Reducing laboratory fume hood energy consumption, even at 100fpm face velocity!
By Luke Savage, LEED Green Associate, Director of Ventilation Technology
On February 18, 2013 in Articles
There is an ever increasing demand for laboratories to have a reduced impact on the environment, as well as a lower cost to operate. With this continuing push for reduced energy consumption in laboratories, lab planners, architects, engineers, and lab managers are leaving no stone unturned. One of the most powerful tools to reduce energy consumption is the implementation of High Performance Fume Hoods in the laboratory.
Most High Performance Fume Hoods achieve higher energy efficiency by simply requiring a lower face velocity. This makes sense, since the overwhelming majority of the cost to operate a fume hood comes from the cost to temper the laboratory room air that the fume hood simply pumps outside. If the hood has a lower face velocity, and still maintains a safe level of containment, the result is less tempered air leaving the lab, less newly tempered air entering the lab, and consequently a reduced operating cost.
However, there are a lot of laboratories that cannot take advantage of lowering the face velocity to conserve energy. Many organizations and agencies have written face velocity requirements of 100 fpm. For instance, in the state of California, CalOSHA notes that “the exhaust system shall provide an average face velocity of at least 100 feet per minute…” 1. Those individuals charged with reducing energy consumption may overlook the design of the fume hood if they feel they are limited, or if they are opposed, to reducing the face velocity.
The Labconco® Protector® XStream® solves this issue by reducing the required volumetric rate (CFM) without requiring a reduction in the face velocity. Modern fume hoods rely on a variety of air entry points to ensure robust dilution and containment, and in some cases, proper functionality on a constant volume mechanical system. In addition to the large face opening (sash opening) on the hood, the sum of these area openings is what is critical to the fume hood’s total volumetric rate requirements. By minimizing the requirements for airflow through openings other than the sash opening, the total volumetric rate is minimized. This is achieved without compromising containment, the user’s access to the hood interior, or the hood’s ability to work on a constant volume mechanical system.

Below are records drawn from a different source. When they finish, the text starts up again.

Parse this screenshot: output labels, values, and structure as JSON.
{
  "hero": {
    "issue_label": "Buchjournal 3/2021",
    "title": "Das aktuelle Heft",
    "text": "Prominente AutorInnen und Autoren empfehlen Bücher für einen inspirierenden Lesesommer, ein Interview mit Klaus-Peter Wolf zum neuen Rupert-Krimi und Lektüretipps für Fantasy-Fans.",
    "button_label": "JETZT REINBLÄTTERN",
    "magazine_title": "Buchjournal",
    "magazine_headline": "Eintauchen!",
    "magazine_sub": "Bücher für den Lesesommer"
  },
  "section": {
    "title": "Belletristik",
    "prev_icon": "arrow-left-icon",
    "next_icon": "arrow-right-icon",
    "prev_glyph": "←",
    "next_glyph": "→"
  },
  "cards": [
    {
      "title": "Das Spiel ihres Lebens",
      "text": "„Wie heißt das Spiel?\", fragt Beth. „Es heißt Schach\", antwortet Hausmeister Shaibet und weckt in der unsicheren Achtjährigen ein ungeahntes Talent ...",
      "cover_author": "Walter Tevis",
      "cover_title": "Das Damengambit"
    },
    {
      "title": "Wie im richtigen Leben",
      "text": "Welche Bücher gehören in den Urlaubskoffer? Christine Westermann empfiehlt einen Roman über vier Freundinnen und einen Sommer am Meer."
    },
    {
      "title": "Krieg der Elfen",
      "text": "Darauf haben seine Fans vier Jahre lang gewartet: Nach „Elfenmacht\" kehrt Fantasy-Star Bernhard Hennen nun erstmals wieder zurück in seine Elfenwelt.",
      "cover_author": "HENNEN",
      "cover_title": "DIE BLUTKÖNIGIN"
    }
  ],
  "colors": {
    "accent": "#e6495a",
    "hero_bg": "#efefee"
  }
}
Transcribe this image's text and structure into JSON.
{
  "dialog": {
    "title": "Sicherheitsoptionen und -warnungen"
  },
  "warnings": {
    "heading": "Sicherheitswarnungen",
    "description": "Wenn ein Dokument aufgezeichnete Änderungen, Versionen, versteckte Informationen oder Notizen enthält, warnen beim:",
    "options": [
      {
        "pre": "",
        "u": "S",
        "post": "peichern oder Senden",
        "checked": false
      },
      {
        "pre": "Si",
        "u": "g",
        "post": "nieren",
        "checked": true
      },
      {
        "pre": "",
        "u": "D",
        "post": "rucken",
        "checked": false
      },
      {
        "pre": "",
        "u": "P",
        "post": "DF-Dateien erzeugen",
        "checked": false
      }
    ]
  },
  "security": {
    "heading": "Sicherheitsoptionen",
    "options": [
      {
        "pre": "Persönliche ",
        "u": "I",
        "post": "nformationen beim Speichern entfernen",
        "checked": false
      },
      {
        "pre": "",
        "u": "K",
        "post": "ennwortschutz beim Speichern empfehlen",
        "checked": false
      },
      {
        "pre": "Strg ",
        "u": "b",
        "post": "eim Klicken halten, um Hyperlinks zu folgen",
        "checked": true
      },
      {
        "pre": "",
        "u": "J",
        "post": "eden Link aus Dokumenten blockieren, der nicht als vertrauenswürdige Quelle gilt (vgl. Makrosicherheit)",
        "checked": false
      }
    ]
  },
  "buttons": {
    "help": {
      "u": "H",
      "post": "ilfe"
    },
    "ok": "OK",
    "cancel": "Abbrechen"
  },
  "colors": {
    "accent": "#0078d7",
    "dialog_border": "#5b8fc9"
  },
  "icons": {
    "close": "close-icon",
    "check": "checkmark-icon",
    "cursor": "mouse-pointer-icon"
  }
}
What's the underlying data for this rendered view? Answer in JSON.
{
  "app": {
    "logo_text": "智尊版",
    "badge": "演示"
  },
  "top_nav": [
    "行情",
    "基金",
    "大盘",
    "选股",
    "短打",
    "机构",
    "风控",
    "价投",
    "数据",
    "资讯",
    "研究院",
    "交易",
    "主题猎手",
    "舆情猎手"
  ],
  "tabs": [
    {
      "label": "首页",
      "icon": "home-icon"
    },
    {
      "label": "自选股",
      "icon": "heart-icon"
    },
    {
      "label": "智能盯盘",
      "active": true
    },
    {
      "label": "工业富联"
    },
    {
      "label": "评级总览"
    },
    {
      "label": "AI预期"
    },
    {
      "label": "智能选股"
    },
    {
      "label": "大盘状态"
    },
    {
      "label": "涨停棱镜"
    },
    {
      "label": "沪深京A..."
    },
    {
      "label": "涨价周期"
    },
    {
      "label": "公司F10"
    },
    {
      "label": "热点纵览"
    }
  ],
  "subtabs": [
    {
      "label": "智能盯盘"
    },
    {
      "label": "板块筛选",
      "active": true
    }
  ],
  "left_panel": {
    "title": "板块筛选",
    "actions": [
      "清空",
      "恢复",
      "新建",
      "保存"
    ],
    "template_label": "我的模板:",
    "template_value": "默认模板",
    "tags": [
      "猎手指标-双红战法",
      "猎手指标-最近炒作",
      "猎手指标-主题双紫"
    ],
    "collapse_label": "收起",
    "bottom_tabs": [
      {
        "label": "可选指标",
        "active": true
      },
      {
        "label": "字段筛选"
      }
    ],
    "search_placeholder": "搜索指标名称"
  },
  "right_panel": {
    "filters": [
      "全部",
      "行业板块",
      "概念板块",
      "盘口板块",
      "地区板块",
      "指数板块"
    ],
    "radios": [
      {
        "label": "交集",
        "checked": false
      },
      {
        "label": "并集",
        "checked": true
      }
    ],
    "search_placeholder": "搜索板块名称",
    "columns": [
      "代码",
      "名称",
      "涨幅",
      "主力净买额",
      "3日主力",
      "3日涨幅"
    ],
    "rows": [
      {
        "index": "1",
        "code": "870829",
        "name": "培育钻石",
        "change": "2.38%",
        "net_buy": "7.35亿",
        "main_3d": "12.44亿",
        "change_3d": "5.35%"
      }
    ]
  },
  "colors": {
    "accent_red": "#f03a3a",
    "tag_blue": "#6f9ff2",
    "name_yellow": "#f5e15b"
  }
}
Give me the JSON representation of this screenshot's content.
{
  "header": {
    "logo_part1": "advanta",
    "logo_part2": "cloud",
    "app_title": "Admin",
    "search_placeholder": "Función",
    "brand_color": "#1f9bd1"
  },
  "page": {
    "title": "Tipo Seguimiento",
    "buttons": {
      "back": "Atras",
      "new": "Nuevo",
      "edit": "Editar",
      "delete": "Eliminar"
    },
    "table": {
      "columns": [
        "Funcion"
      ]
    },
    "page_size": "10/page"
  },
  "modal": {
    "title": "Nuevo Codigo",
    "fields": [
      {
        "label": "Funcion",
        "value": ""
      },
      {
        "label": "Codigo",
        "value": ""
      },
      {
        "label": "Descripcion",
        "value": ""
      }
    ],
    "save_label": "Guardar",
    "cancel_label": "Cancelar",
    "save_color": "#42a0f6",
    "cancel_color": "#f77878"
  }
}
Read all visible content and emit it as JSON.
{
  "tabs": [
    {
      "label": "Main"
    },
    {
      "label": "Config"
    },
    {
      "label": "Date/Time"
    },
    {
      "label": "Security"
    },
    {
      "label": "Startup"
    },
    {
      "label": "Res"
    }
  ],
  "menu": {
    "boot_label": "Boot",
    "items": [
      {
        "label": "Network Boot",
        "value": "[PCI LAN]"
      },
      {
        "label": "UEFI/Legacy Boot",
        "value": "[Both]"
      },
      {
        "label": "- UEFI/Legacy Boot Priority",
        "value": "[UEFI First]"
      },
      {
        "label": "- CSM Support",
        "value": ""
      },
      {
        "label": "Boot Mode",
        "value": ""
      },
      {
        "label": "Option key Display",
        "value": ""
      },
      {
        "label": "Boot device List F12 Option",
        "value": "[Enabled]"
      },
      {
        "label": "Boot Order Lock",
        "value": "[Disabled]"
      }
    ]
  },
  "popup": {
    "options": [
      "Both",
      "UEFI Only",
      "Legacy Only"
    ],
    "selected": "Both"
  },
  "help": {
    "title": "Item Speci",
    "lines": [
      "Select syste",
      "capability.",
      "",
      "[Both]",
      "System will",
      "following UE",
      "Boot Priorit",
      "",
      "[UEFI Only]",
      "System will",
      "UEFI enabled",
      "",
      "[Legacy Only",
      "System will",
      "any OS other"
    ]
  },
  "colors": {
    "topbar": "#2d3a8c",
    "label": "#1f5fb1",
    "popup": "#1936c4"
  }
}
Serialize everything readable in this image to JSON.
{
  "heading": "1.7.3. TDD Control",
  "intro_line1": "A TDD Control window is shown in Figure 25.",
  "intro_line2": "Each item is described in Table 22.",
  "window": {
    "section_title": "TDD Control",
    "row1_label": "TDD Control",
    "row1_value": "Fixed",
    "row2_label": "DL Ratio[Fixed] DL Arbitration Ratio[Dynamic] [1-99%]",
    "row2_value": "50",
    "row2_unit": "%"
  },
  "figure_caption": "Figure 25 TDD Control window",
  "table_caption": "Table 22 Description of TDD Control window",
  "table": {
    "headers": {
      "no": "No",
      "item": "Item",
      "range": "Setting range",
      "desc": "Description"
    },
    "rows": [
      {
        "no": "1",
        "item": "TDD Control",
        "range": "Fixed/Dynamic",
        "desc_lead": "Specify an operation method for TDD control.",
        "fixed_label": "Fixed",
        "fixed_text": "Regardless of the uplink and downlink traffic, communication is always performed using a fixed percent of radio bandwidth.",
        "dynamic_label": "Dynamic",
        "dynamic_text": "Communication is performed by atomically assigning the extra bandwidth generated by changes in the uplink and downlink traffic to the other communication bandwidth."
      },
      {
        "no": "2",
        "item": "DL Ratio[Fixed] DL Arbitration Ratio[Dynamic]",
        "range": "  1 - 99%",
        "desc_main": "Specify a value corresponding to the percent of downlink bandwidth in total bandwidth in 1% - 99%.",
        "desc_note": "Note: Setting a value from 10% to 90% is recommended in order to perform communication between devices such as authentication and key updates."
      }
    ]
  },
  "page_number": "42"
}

An average six foot fume hood operating at a 100 fpm face velocity, with the sash fully open, will consume 1250 cubic feet of expensive tempered air every minute, or as much annual energy as three average American households. Because of the volumetric rate minimization approach to the design, a 6’ Protector XStream fume hood, with the same usable opening, operating at 100 fpm with the sash fully open, consumes 1150 CFM—100 CFM less than the average hood. This reduction in airflow results in a lifetime savings of $10,500 per fume hood.*
Regardless of the mechanical system design, desired sash opening height, or face velocity requirements, the Protector XStream was engineered to deliver maximized containment with the lowest possible energy consumption.
* Based on average annual dollars per CFM of $7.00; fume hood operating 24 hours a day and 5 days per week (6240 hours per year). Average annual dollars per CFM range from $5.00 to $12.00 depending on geographic location. Assumes a 15 year lifespan.
1CalOSHA, Subchapter 7. General Industry Safety Orders, Group 16. Control of Hazardous Substances, Article 107. Dusts, Fumes, Mists, Vapors and Gases, §5154.1. Ventilation Requirements for Laboratory-Type Hood Operations, (c) Ventilation Rates